• Add the hazard ratios of all additive contaminants to get a total for each exposure duration.

5 When you have one total, use this to represent the overall hazard ratio when completing Step 5.

5 When you have more than one total, select the highest total and use this to represent the overall hazard ratio for the exposures of concern.

(6)

D O S H T o l l - F r e e L i n e 1 • 8 0 0 • 4 2 3 • 7 2 3 3

Resources

Use with Chapter 296-842 WAC, Respirators

Using Assigned Protection Factors (APFs) for Respirator Selection

R-12

If you are uncertain about this step, review Example 2.

Example 2: Determining Hazard Ratios For Exposures to Mixtures of Contaminants with Additive Health Effects

Your employees are exposed to 2 contaminants at the same time (a mixture).

You have followed Step 2 to calculate all hazard ratios needed and have determined that both contaminants have additive health effects as mentioned in Step 3.

Add up hazard ratios as follows and select the highest total to represent the overall hazard ratio. Then proceed to Step 5.

Hazard Ratios for the 8- hour exposure

duration Hazard ratios for a 15-minute exposure

duration 6 (Contaminants)

+9 (Contaminants) 15 (total)

Select 15 to represent the overall hazard ratio

4 (Contaminants) +1 (Contaminants)

5 (total)

Step 5: Compare your hazard ratio (or overall hazard ratio) to the Assigned Protection Factors (APFs) in Table 5 of WAC 296-842-13005.

• Identify any respirator types in with an APF at least as high as your hazard ratio.

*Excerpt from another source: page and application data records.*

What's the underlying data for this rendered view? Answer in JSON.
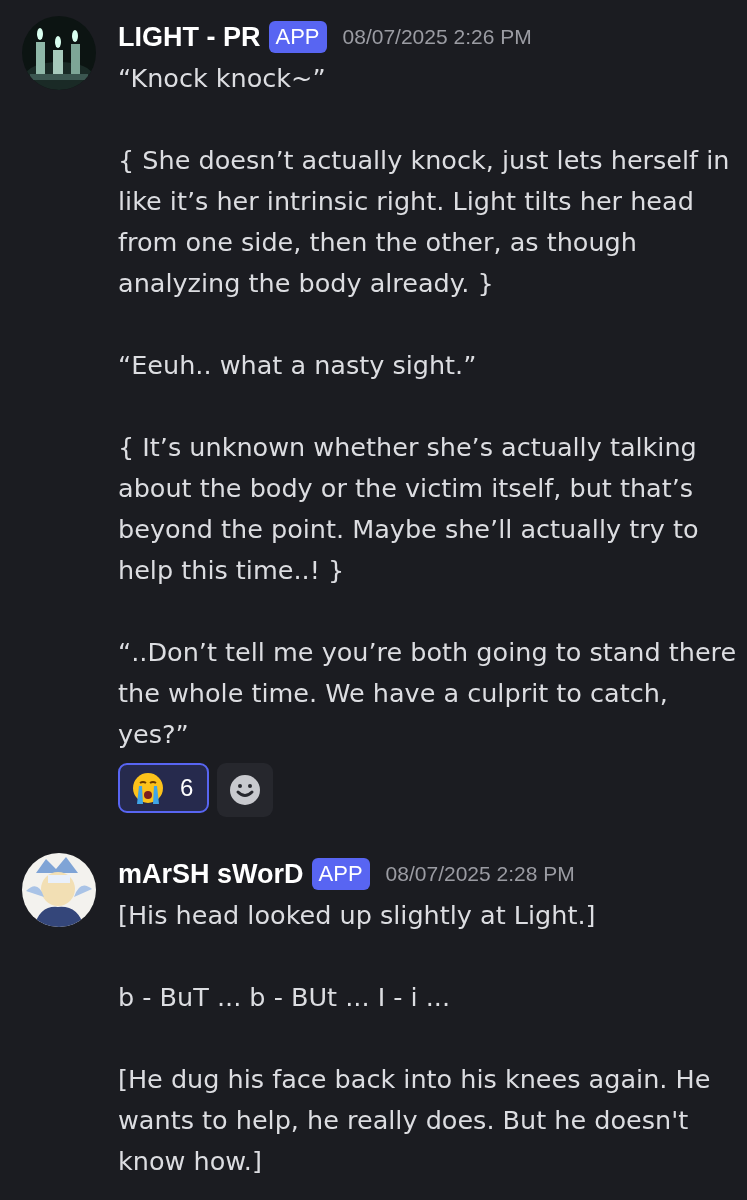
{
  "messages": [
    {
      "author": "LIGHT - PR",
      "badge": "APP",
      "timestamp": "08/07/2025 2:26 PM",
      "avatar": {
        "kind": "picture"
      },
      "paragraphs": [
        "“Knock knock~”",
        "{ She doesn’t actually knock, just lets herself in like it’s her intrinsic right. Light tilts her head from one side, then the other, as though analyzing the body already. }",
        "“Eeuh.. what a nasty sight.”",
        "{ It’s unknown whether she’s actually talking about the body or the victim itself, but that’s beyond the point. Maybe she’ll actually try to help this time..! }",
        "“..Don’t tell me you’re both going to stand there the whole time. We have a culprit to catch, yes?”"
      ],
      "reactions": [
        {
          "count": "6",
          "selected": true
        }
      ]
    },
    {
      "author": "mArSH sWorD",
      "badge": "APP",
      "timestamp": "08/07/2025 2:28 PM",
      "avatar": {
        "kind": "picture"
      },
      "paragraphs": [
        "[His head looked up slightly at Light.]",
        "b - BuT ... b - BUt ... I - i ...",
        "[He dug his face back into his knees again. He wants to help, he really does. But he doesn't know how.]"
      ]
    }
  ]
}
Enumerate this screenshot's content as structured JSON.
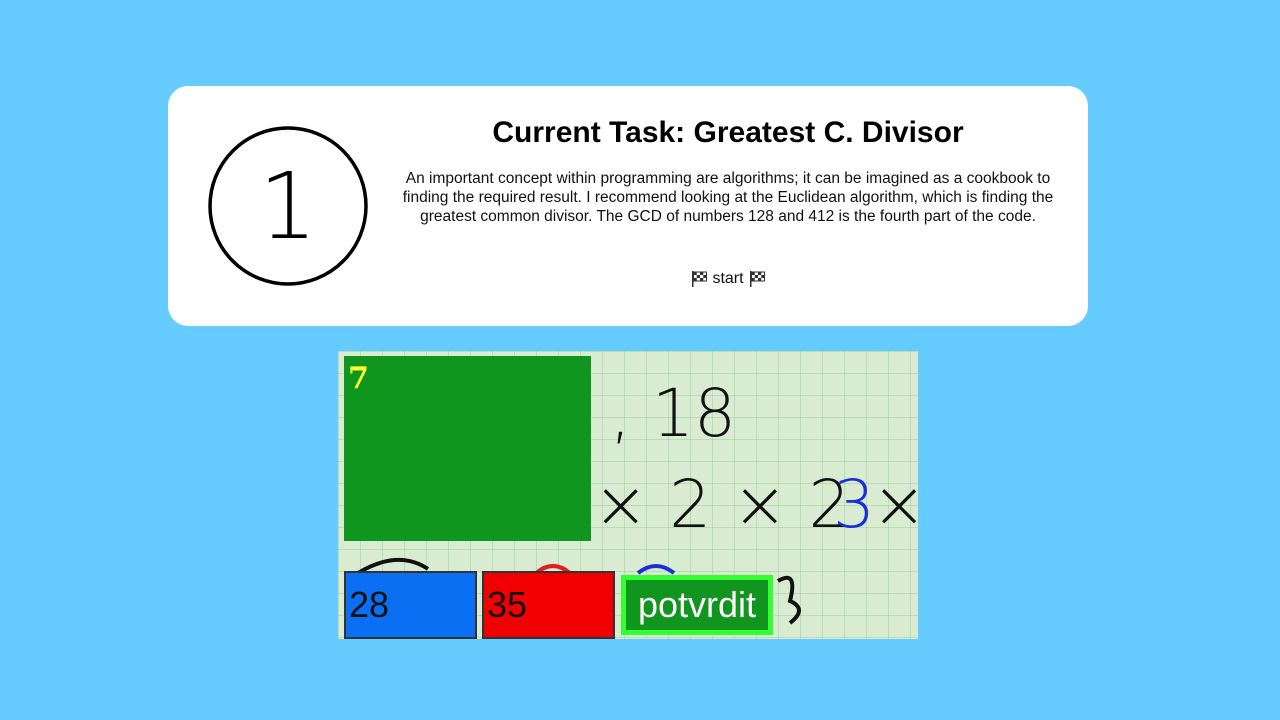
{
  "task": {
    "step_number": "1",
    "title": "Current Task: Greatest C. Divisor",
    "description": "An important concept within programming are algorithms; it can be imagined as a cookbook to finding the required result. I recommend looking at the Euclidean algorithm, which is finding the greatest common divisor. The GCD of numbers 128 and 412 is the fourth part of the code.",
    "start_label": "start",
    "start_icon": "checkered-flag-icon"
  },
  "game": {
    "background_math": {
      "line1": ", 18",
      "line2": "× 2 × 2 ×",
      "line2_blue": "3"
    },
    "target_value": "7",
    "tiles": [
      {
        "label": "28",
        "color": "#0a6ff2"
      },
      {
        "label": "35",
        "color": "#f00000"
      }
    ],
    "submit_label": "potvrdit"
  },
  "colors": {
    "page_bg": "#66ccff",
    "card_bg": "#ffffff",
    "target_green": "#10951f",
    "target_text": "#ffff2e",
    "submit_border": "#33ff33"
  }
}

These respirator types are capable of providing a sufficient protection level for your workplace exposures, pending further respirator selection restrictions.

• Continue to follow other selection requirements found in WAC 296-842-13005 of this chapter to determine your final respirator selection outcome.

If you are uncertain about this step, review Example 3.

(7)

h t t p : / / w w w . l n i . w a . g o v /

12/09

Resources

Use with Chapter 296-842 WAC, Respirators

Using Assigned Protection Factors (APFs) for Respirator Selection

R-13

Example 3: Using Hazard Ratios to Select Appropriate APFs

An overall hazard ratio of 15 has been determined.

Compare this hazard ratio to the APF values shown in Table 5 of WAC 296-842-13005.

Exclude respirator types with an APF of 5 or 10, since these values are lower than your hazard ratio of 15.

Note respirator types with an APF of 25 or more, since their APF are higher than your hazard ratio of 15. These are acceptable for further selection consideration.

Proceed with this information to Step 8 of WAC 296-842-13005, to continue the selection process.

(8)

D O S H T o l l - F r e e L i n e 1 • 8 0 0 • 4 2 3 • 7 2 3 3

Notes

Figure

Updating...

References

Updating...

Related subjects :